What you are asked to do: Below are records; please give the number of their lines that contain the string "Reverse", and only that number.

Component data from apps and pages

*** Block opens ***

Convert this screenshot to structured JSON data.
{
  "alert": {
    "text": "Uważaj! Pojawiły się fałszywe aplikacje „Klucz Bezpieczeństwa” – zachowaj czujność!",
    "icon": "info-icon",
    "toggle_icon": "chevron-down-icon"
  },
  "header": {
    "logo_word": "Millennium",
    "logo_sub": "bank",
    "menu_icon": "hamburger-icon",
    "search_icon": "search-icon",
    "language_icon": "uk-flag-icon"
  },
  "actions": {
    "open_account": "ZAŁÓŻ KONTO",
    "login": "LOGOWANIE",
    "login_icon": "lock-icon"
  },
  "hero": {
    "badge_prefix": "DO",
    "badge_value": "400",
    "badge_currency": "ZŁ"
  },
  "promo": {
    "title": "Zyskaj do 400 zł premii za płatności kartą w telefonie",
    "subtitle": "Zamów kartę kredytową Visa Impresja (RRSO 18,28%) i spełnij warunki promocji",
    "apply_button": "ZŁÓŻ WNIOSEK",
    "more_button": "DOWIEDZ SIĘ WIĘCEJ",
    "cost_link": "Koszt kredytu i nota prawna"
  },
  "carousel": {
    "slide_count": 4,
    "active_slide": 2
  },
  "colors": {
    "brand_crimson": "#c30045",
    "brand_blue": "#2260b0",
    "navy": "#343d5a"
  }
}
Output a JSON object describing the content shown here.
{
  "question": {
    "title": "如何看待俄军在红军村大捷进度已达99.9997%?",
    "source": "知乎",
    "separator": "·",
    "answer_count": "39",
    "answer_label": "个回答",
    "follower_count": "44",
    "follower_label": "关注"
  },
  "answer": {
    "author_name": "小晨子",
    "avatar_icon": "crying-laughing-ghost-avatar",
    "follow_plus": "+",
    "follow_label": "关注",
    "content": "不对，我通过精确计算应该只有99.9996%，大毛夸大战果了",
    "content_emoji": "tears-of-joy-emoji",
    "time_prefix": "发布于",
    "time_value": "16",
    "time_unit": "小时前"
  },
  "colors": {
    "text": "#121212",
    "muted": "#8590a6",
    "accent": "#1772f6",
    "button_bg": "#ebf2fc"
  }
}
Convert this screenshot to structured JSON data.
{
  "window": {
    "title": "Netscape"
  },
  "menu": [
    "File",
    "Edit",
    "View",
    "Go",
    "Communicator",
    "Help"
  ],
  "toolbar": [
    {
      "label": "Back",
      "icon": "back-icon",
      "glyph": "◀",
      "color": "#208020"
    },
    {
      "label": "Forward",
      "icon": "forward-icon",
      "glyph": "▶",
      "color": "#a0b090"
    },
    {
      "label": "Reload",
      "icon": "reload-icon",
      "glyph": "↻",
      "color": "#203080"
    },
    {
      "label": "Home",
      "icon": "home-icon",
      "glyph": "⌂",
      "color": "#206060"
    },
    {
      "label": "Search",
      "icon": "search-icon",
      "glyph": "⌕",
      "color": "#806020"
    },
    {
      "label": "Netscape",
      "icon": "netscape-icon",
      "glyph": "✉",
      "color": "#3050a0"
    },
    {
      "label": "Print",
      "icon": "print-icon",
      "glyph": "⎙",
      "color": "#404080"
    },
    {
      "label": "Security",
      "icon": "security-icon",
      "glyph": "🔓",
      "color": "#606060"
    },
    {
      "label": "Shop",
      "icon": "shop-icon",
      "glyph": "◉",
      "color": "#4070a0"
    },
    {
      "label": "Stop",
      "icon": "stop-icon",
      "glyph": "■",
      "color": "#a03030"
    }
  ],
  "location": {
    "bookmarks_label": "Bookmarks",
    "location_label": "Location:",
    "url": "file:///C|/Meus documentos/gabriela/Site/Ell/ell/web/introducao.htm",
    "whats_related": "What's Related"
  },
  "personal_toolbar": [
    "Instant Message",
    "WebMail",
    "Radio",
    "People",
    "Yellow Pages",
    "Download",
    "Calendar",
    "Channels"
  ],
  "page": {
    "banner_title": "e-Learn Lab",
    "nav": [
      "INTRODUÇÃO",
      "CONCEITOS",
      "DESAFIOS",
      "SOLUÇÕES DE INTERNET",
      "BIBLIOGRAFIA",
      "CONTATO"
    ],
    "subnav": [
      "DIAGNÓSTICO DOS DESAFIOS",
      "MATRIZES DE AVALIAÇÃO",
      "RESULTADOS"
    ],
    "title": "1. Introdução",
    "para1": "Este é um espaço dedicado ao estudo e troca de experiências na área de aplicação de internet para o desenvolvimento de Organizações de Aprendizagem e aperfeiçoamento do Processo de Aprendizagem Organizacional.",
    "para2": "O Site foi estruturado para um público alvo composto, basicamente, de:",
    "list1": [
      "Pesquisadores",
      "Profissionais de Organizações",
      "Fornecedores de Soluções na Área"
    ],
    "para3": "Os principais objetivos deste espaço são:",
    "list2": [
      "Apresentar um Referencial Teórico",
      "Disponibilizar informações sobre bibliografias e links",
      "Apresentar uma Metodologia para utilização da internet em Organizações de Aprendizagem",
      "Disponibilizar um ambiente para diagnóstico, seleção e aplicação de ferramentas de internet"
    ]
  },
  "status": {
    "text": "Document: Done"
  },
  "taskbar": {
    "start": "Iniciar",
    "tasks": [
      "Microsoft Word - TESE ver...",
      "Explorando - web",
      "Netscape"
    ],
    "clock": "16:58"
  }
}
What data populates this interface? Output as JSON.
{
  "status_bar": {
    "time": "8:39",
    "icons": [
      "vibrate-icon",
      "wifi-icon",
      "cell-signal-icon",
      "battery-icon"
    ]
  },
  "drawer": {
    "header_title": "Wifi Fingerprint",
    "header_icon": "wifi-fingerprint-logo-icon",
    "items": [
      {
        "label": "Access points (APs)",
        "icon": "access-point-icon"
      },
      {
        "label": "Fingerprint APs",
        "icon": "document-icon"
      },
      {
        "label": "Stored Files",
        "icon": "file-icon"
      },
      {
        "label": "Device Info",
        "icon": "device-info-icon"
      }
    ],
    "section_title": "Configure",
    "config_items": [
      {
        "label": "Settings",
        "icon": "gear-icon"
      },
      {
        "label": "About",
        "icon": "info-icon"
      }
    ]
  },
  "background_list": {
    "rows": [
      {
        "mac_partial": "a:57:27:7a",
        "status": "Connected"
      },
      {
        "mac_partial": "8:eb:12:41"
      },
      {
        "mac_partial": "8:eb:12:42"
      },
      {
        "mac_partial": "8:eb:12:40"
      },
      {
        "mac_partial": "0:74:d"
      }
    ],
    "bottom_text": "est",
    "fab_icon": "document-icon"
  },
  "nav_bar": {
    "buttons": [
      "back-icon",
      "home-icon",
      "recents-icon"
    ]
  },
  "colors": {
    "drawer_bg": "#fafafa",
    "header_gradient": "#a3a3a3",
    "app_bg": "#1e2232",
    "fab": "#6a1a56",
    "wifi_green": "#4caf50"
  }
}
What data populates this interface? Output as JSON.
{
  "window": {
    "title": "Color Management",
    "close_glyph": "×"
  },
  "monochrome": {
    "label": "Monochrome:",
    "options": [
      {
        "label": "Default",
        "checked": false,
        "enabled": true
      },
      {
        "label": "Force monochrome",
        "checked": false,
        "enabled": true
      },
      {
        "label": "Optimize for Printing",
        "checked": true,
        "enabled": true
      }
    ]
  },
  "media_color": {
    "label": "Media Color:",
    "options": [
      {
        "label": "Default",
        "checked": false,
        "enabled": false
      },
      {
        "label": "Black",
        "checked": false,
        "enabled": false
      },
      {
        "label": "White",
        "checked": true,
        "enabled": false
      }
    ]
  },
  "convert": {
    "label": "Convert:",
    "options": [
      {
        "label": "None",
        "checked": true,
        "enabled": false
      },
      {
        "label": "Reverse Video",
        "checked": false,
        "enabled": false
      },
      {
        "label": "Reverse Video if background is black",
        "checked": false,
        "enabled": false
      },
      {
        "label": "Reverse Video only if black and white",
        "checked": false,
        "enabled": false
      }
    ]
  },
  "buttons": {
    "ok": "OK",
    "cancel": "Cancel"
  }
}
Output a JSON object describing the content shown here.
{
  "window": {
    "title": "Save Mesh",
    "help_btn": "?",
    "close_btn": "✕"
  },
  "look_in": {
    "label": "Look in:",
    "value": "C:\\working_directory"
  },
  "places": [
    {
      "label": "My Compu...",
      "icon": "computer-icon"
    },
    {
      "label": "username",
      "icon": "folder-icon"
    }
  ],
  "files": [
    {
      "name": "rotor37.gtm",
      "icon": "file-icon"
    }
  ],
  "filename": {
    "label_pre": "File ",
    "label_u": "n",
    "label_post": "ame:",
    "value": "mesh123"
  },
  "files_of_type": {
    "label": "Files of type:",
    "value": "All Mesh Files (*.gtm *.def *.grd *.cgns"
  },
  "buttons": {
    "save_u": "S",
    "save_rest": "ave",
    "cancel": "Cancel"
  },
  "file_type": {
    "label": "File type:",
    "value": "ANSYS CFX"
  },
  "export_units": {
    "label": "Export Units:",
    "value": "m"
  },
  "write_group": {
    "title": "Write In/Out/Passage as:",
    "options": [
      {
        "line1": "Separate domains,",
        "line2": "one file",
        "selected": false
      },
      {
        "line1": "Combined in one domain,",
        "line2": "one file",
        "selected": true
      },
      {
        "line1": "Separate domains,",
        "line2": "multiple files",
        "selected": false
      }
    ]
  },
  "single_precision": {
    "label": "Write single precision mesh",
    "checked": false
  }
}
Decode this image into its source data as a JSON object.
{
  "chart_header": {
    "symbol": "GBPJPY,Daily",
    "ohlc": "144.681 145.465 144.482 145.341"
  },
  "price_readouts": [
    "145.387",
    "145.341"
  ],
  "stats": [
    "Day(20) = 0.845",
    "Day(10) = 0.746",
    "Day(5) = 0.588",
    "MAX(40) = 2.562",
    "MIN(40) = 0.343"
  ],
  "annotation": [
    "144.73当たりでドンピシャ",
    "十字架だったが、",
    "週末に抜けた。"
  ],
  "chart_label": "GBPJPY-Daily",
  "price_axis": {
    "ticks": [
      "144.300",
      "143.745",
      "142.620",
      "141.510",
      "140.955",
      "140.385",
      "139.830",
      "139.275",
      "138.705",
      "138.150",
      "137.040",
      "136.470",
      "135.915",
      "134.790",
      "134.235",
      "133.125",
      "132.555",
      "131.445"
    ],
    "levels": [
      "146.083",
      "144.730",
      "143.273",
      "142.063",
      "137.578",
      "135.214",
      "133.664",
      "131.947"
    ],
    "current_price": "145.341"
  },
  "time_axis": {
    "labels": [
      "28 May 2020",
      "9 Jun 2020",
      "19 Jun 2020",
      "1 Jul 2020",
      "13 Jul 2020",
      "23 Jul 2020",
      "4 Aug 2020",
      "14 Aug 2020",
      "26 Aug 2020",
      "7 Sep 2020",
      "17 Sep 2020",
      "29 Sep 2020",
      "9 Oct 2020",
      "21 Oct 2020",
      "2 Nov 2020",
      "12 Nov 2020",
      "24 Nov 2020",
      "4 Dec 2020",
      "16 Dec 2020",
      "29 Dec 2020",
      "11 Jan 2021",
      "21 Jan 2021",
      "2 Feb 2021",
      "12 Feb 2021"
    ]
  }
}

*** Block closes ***

Response to the task: 3